▸ WHAT THE TASK ASKS
Find each line below that includes "Fertigungsstruktur", then copy it.

▸ DATA SHOWN
-- -- --

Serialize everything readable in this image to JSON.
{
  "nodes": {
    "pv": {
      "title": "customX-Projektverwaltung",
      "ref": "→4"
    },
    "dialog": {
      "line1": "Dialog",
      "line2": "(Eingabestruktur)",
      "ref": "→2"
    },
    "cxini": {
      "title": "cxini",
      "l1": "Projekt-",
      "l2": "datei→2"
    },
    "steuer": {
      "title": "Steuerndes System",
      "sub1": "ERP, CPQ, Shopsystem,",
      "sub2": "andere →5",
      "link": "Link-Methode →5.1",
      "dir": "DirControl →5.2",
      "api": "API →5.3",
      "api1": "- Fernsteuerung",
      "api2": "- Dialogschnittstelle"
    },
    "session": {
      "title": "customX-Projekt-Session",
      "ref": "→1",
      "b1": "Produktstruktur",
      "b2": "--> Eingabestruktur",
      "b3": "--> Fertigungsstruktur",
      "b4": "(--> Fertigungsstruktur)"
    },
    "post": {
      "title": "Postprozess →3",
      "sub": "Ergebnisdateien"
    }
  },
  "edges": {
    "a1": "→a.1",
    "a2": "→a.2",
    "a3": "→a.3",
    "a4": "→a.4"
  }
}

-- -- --

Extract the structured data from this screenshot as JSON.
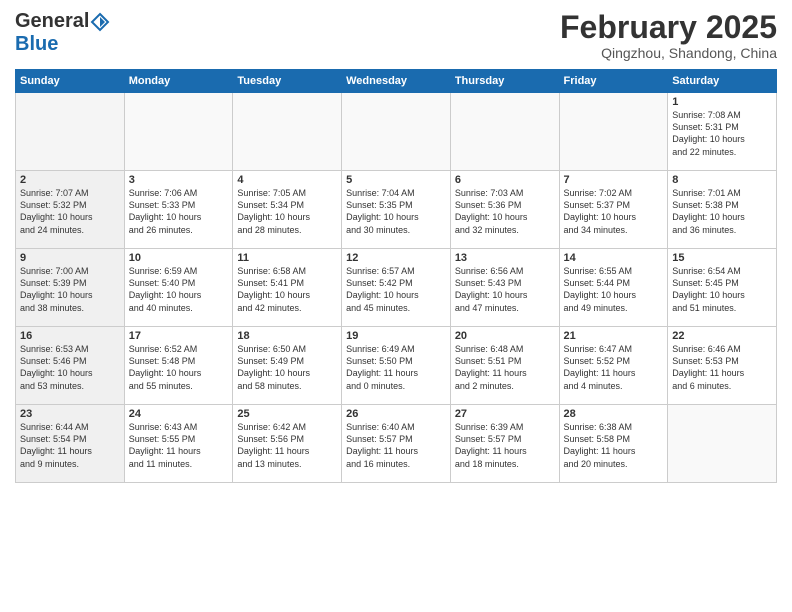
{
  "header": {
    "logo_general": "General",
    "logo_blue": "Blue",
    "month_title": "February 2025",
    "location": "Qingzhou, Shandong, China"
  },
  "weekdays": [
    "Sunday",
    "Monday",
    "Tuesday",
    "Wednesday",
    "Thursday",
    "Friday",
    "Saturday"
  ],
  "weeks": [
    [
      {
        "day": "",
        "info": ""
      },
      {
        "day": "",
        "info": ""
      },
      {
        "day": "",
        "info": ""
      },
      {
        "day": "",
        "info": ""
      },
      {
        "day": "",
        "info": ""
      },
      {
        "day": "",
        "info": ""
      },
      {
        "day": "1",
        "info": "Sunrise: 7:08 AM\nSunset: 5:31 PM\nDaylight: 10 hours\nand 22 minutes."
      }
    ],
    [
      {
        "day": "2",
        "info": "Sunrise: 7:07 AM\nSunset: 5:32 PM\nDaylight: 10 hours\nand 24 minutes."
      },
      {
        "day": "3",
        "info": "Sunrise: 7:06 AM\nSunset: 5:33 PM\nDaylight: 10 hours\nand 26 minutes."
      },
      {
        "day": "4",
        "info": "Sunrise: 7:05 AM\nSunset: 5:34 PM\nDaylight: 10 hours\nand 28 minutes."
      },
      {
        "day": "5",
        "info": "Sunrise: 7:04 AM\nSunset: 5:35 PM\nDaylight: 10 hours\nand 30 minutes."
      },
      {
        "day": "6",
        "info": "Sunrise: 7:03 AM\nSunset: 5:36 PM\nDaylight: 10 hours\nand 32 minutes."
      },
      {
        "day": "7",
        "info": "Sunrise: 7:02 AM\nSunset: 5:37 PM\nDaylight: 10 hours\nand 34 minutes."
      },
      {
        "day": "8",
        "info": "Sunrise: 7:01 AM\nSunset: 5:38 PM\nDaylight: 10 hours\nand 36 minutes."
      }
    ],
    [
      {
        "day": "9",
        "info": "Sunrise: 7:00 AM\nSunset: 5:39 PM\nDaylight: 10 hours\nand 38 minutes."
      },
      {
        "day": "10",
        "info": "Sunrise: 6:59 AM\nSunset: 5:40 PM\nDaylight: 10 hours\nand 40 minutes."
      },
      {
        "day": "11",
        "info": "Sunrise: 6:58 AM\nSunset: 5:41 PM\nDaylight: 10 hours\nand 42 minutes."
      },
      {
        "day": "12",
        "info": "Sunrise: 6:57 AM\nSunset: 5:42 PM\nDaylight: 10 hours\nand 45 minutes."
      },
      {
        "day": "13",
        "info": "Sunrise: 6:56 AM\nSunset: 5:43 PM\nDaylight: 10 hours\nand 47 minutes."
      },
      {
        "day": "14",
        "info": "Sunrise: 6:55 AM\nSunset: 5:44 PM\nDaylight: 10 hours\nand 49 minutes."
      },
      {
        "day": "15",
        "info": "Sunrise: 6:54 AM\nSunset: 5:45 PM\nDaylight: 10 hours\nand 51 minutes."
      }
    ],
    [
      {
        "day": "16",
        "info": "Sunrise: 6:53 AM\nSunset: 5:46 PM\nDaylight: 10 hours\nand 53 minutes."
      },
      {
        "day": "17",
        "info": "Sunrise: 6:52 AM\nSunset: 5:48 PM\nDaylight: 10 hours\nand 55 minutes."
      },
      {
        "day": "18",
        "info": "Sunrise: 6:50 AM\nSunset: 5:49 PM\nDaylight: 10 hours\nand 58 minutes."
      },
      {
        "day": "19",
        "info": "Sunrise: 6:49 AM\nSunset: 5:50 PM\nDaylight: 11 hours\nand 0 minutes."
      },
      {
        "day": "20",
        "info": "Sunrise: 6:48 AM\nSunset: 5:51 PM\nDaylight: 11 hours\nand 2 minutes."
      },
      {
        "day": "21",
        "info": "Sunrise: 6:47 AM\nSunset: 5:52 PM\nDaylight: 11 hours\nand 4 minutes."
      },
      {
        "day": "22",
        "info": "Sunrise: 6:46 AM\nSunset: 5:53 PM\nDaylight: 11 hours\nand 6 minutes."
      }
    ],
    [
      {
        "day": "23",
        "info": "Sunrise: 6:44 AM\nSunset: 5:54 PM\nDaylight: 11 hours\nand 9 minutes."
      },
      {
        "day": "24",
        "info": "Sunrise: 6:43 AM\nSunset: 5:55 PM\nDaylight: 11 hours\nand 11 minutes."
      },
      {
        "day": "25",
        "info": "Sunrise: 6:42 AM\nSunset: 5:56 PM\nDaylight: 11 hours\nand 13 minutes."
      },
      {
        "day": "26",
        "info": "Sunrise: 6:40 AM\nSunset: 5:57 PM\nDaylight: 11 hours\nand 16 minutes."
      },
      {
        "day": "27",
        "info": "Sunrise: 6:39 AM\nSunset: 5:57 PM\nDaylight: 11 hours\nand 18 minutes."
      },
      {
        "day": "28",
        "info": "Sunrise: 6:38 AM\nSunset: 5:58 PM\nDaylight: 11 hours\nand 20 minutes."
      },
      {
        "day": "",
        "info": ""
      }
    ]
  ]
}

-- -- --

▸ RESPONSE TO THE TASK
      "b3": "--> Fertigungsstruktur",
      "b4": "(--> Fertigungsstruktur)"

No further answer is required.